The role of repression gradients in segmental patterning. Previous genetic experiments suggests that the gap genes hunchback (hb), giant (gt), Kruppel (Kr), and knirps (kni) act as repressive gradients that set on/off boundaries of stripes of even-skipped (eve) expression. To test this hypothesis further, we have developed a misexpression strategy that places an ectopic domain in the ventral region of the embryo. This domain creates a ventral to dorsal gradient that intersects all eve stripes. We find that misexpression of a single gap gene is sufficient for repression of specific stripes, and that stripes controlled by different regulatory elements (enhancers) that are differentially sensitive to the ectopic gradients. Using a bio-informatics approach, we show that differential enhancer sensitivity is controlled in large part by the composition of DNA-binding sites in the individual enhancers. We have also used computational approaches to predictably change enhancer sensitivity to repression, and these predictions have been confirmed by in vivo experiments with reporter genes. Our data suggest that multiple expression boundaries can be established by differential enhancer sensitivity, and that embryonic complexity can be achieved by relatively simple gradient mechanisms.
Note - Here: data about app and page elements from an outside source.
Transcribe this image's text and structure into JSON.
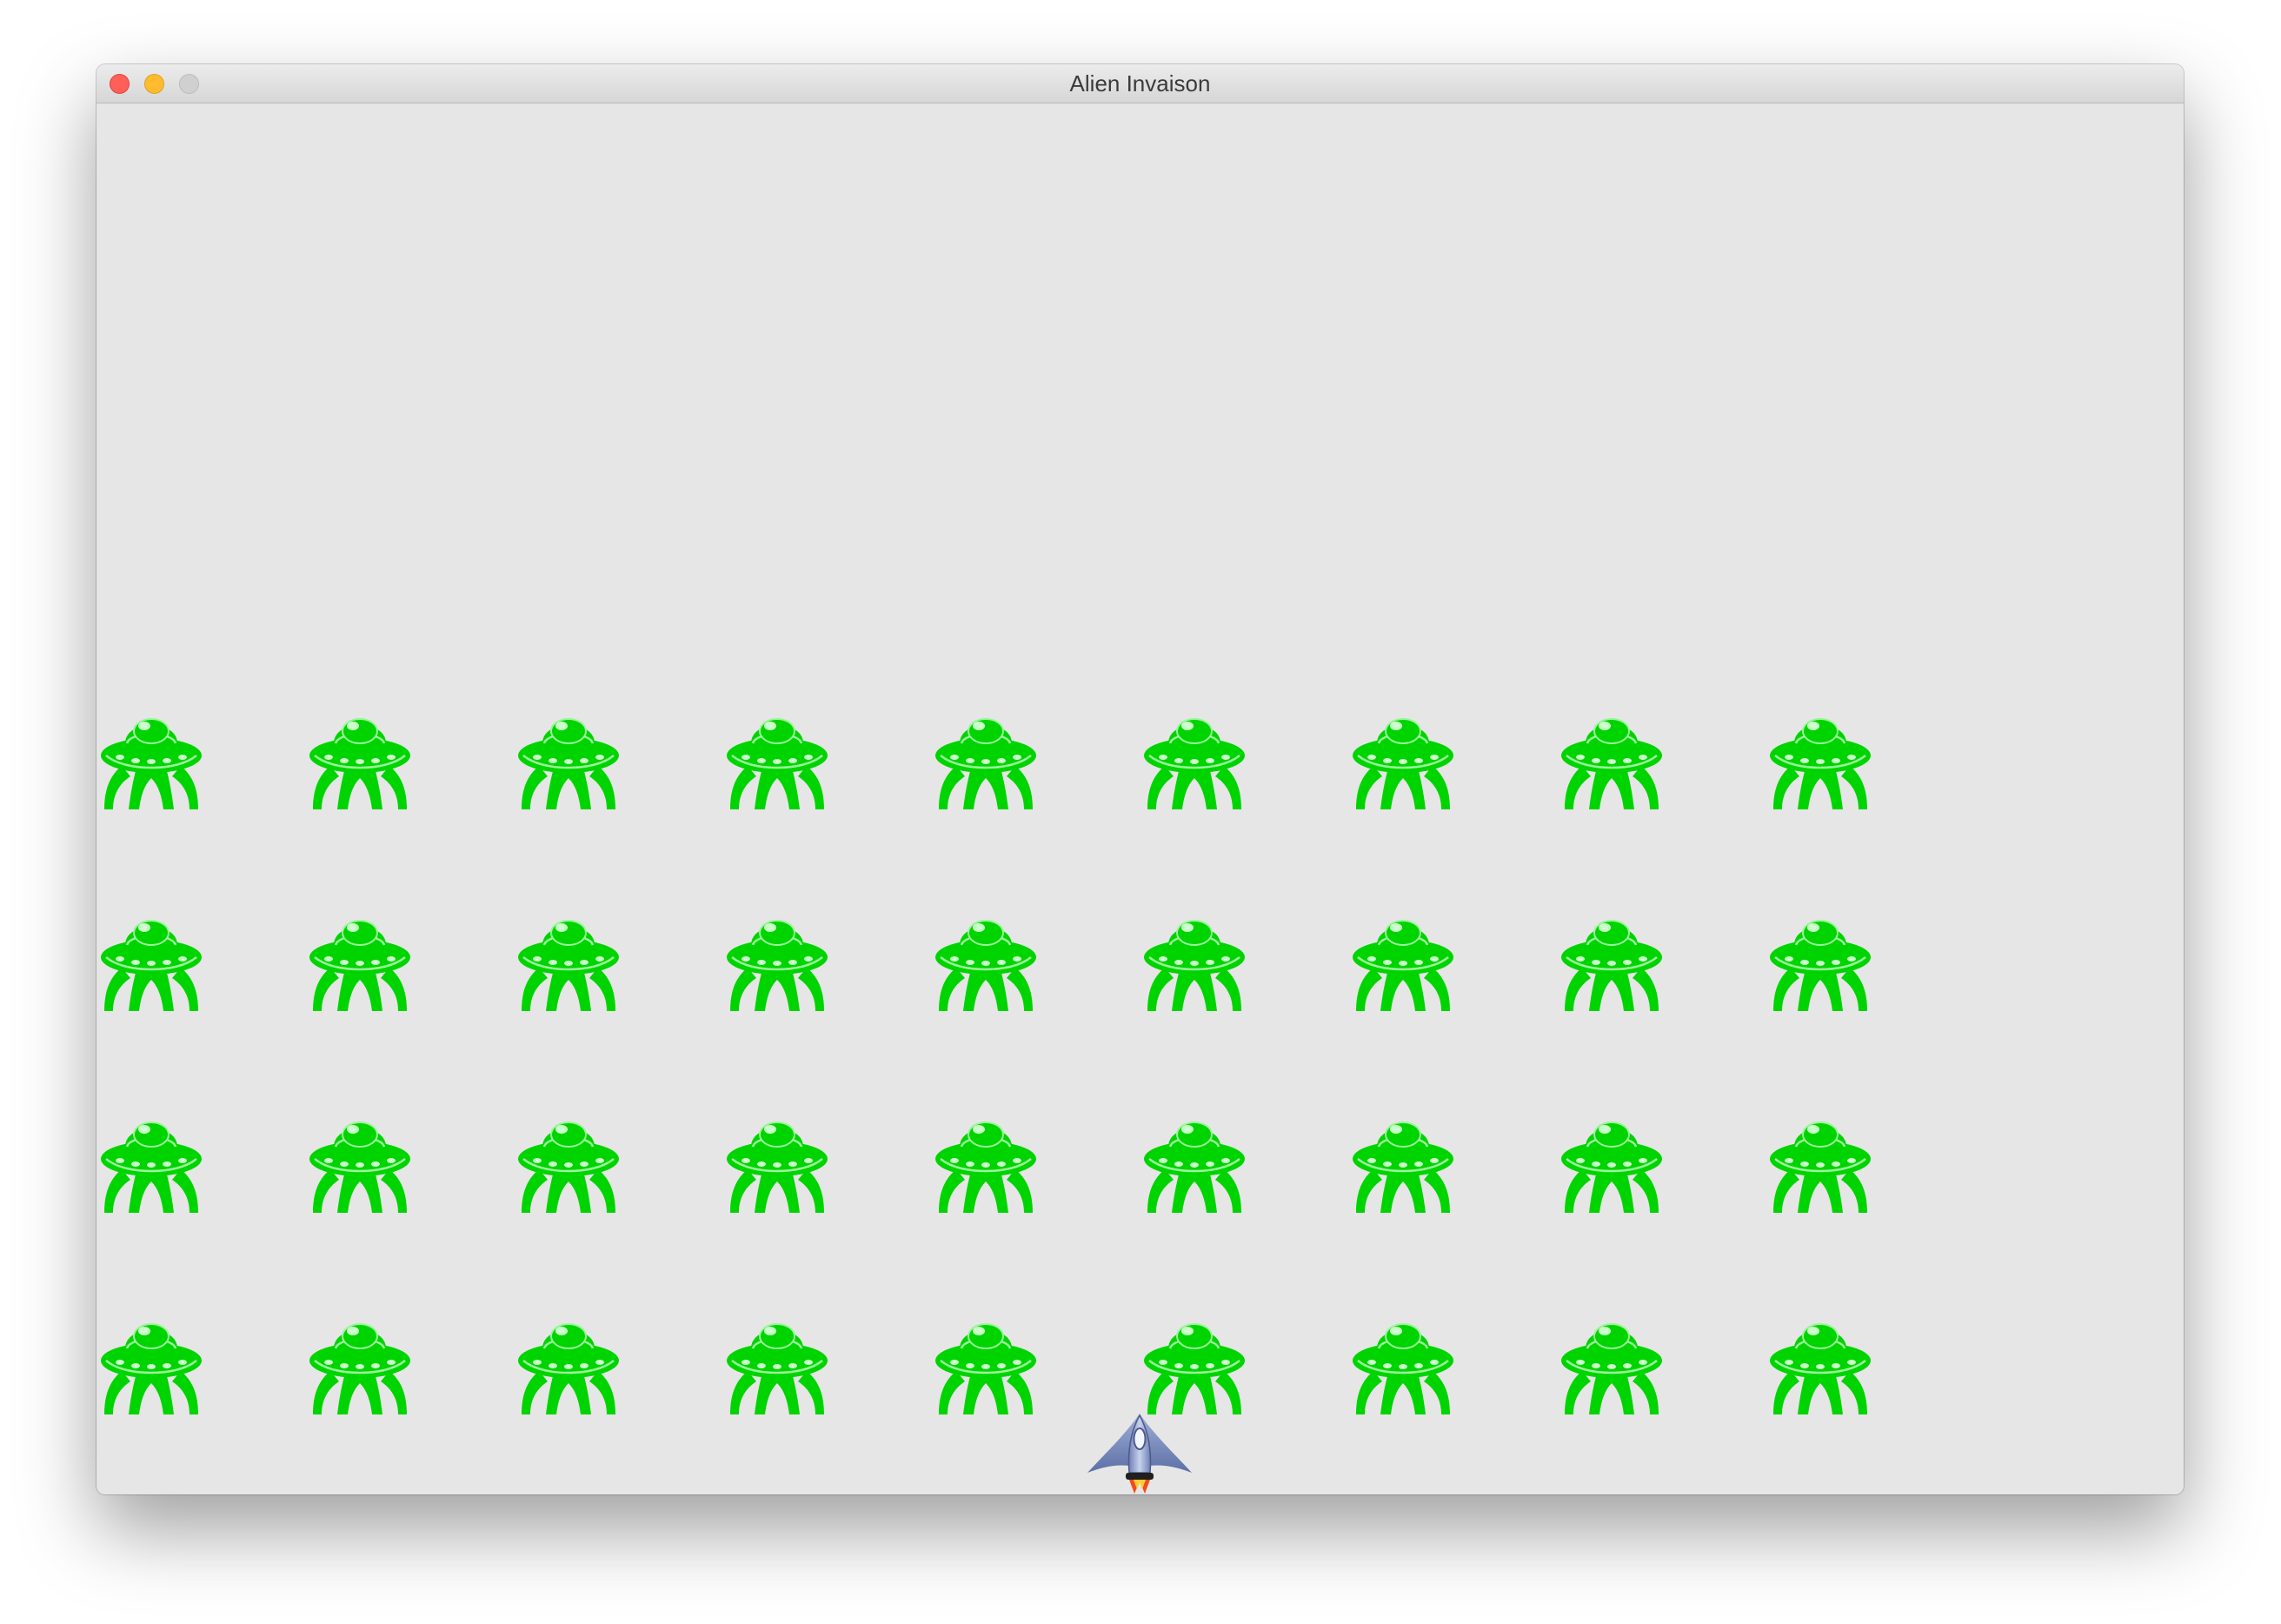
{
  "window": {
    "title": "Alien Invaison"
  },
  "game": {
    "background_color": "#e6e6e6",
    "alien_color": "#00d400",
    "alien_rows": 4,
    "alien_columns": 9,
    "ship_icon": "rocket-ship-icon",
    "alien_icon": "ufo-alien-icon"
  }
}
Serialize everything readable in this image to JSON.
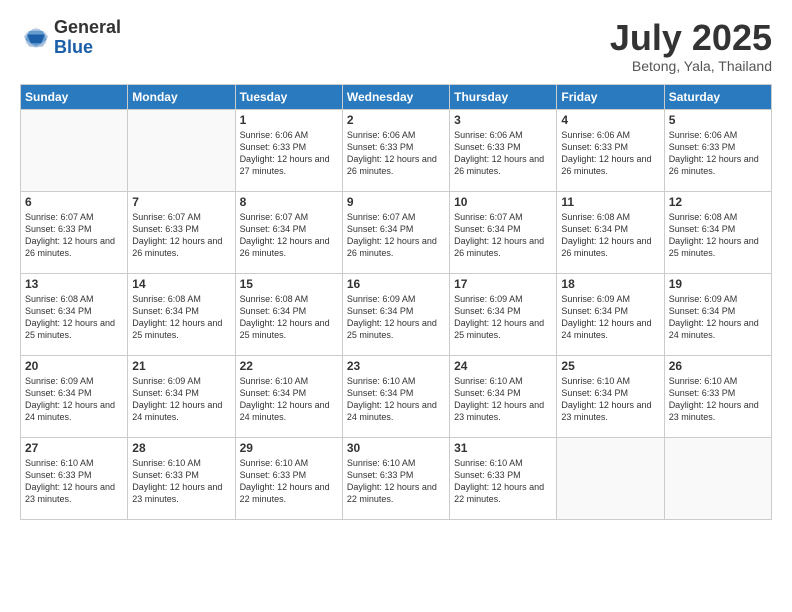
{
  "logo": {
    "general": "General",
    "blue": "Blue"
  },
  "title": "July 2025",
  "location": "Betong, Yala, Thailand",
  "days_of_week": [
    "Sunday",
    "Monday",
    "Tuesday",
    "Wednesday",
    "Thursday",
    "Friday",
    "Saturday"
  ],
  "weeks": [
    [
      {
        "day": "",
        "info": ""
      },
      {
        "day": "",
        "info": ""
      },
      {
        "day": "1",
        "info": "Sunrise: 6:06 AM\nSunset: 6:33 PM\nDaylight: 12 hours and 27 minutes."
      },
      {
        "day": "2",
        "info": "Sunrise: 6:06 AM\nSunset: 6:33 PM\nDaylight: 12 hours and 26 minutes."
      },
      {
        "day": "3",
        "info": "Sunrise: 6:06 AM\nSunset: 6:33 PM\nDaylight: 12 hours and 26 minutes."
      },
      {
        "day": "4",
        "info": "Sunrise: 6:06 AM\nSunset: 6:33 PM\nDaylight: 12 hours and 26 minutes."
      },
      {
        "day": "5",
        "info": "Sunrise: 6:06 AM\nSunset: 6:33 PM\nDaylight: 12 hours and 26 minutes."
      }
    ],
    [
      {
        "day": "6",
        "info": "Sunrise: 6:07 AM\nSunset: 6:33 PM\nDaylight: 12 hours and 26 minutes."
      },
      {
        "day": "7",
        "info": "Sunrise: 6:07 AM\nSunset: 6:33 PM\nDaylight: 12 hours and 26 minutes."
      },
      {
        "day": "8",
        "info": "Sunrise: 6:07 AM\nSunset: 6:34 PM\nDaylight: 12 hours and 26 minutes."
      },
      {
        "day": "9",
        "info": "Sunrise: 6:07 AM\nSunset: 6:34 PM\nDaylight: 12 hours and 26 minutes."
      },
      {
        "day": "10",
        "info": "Sunrise: 6:07 AM\nSunset: 6:34 PM\nDaylight: 12 hours and 26 minutes."
      },
      {
        "day": "11",
        "info": "Sunrise: 6:08 AM\nSunset: 6:34 PM\nDaylight: 12 hours and 26 minutes."
      },
      {
        "day": "12",
        "info": "Sunrise: 6:08 AM\nSunset: 6:34 PM\nDaylight: 12 hours and 25 minutes."
      }
    ],
    [
      {
        "day": "13",
        "info": "Sunrise: 6:08 AM\nSunset: 6:34 PM\nDaylight: 12 hours and 25 minutes."
      },
      {
        "day": "14",
        "info": "Sunrise: 6:08 AM\nSunset: 6:34 PM\nDaylight: 12 hours and 25 minutes."
      },
      {
        "day": "15",
        "info": "Sunrise: 6:08 AM\nSunset: 6:34 PM\nDaylight: 12 hours and 25 minutes."
      },
      {
        "day": "16",
        "info": "Sunrise: 6:09 AM\nSunset: 6:34 PM\nDaylight: 12 hours and 25 minutes."
      },
      {
        "day": "17",
        "info": "Sunrise: 6:09 AM\nSunset: 6:34 PM\nDaylight: 12 hours and 25 minutes."
      },
      {
        "day": "18",
        "info": "Sunrise: 6:09 AM\nSunset: 6:34 PM\nDaylight: 12 hours and 24 minutes."
      },
      {
        "day": "19",
        "info": "Sunrise: 6:09 AM\nSunset: 6:34 PM\nDaylight: 12 hours and 24 minutes."
      }
    ],
    [
      {
        "day": "20",
        "info": "Sunrise: 6:09 AM\nSunset: 6:34 PM\nDaylight: 12 hours and 24 minutes."
      },
      {
        "day": "21",
        "info": "Sunrise: 6:09 AM\nSunset: 6:34 PM\nDaylight: 12 hours and 24 minutes."
      },
      {
        "day": "22",
        "info": "Sunrise: 6:10 AM\nSunset: 6:34 PM\nDaylight: 12 hours and 24 minutes."
      },
      {
        "day": "23",
        "info": "Sunrise: 6:10 AM\nSunset: 6:34 PM\nDaylight: 12 hours and 24 minutes."
      },
      {
        "day": "24",
        "info": "Sunrise: 6:10 AM\nSunset: 6:34 PM\nDaylight: 12 hours and 23 minutes."
      },
      {
        "day": "25",
        "info": "Sunrise: 6:10 AM\nSunset: 6:34 PM\nDaylight: 12 hours and 23 minutes."
      },
      {
        "day": "26",
        "info": "Sunrise: 6:10 AM\nSunset: 6:33 PM\nDaylight: 12 hours and 23 minutes."
      }
    ],
    [
      {
        "day": "27",
        "info": "Sunrise: 6:10 AM\nSunset: 6:33 PM\nDaylight: 12 hours and 23 minutes."
      },
      {
        "day": "28",
        "info": "Sunrise: 6:10 AM\nSunset: 6:33 PM\nDaylight: 12 hours and 23 minutes."
      },
      {
        "day": "29",
        "info": "Sunrise: 6:10 AM\nSunset: 6:33 PM\nDaylight: 12 hours and 22 minutes."
      },
      {
        "day": "30",
        "info": "Sunrise: 6:10 AM\nSunset: 6:33 PM\nDaylight: 12 hours and 22 minutes."
      },
      {
        "day": "31",
        "info": "Sunrise: 6:10 AM\nSunset: 6:33 PM\nDaylight: 12 hours and 22 minutes."
      },
      {
        "day": "",
        "info": ""
      },
      {
        "day": "",
        "info": ""
      }
    ]
  ]
}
Genome-wide analysis of the Bicoid (Bcd) regulatory network. The maternal morphogen Bcd is expressed in an AP gradient, which controls various aspects of anterior body patterning. Bcd is thought to differentially position target genes by binding directly to enhancers that contain clusters of Bcd-binding sites of different “strengths”. Here we use a combination of Bcd-site cluster analysis and evolutionary conservation to predict novel enhancers near genes known to be expressed in anterior regions of the developing embryo. We tested fourteen predicted enhancers by in vivo reporter gene assays; eleven show Bcd-dependent activation, which brings the total number of known Bcd target elements to twenty-one. Some enhancers drive expression patterns that are restricted to the anterior-most part of the embryo, while others extend into middle and posterior regions. However, we do not detect a strong correlation between AP position of target gene expression and the strength of Bcd-site clusters alone. Rather, we find that combinatorial inputs with other activators including Hunchback (Hb) and Caudal (Cad) are critical for extending expression into middle and posterior regions. Also, many patterns are restricted to anterior regions by a centrally localized gradient of the gap protein Kruppel (Kr). We propose that combinatorial interactions are critical for positioning the myriad of cell fates that comprise the AP body plan.
Recombination-mediated transgenesis. Analyzing and comparing multiple reporter gene constructs has always been plagued by genomic position effects. To address this issue, we have developed an injection-based method for transferring multiple transgenes into the exact same genomic locus. The concept is to create a landing site that contains a marker gene (y) flanked by lox sites. Embryos containing the landing site are then injected with a shuttle vector containing the reporter construct and a second marker gene (w) (also flanked by lox sites), along with a helper plasmid that provides Cre activity. The method is very reliable and relatively efficient (5-10% of fertile crosses give offspring with the replaced transgene).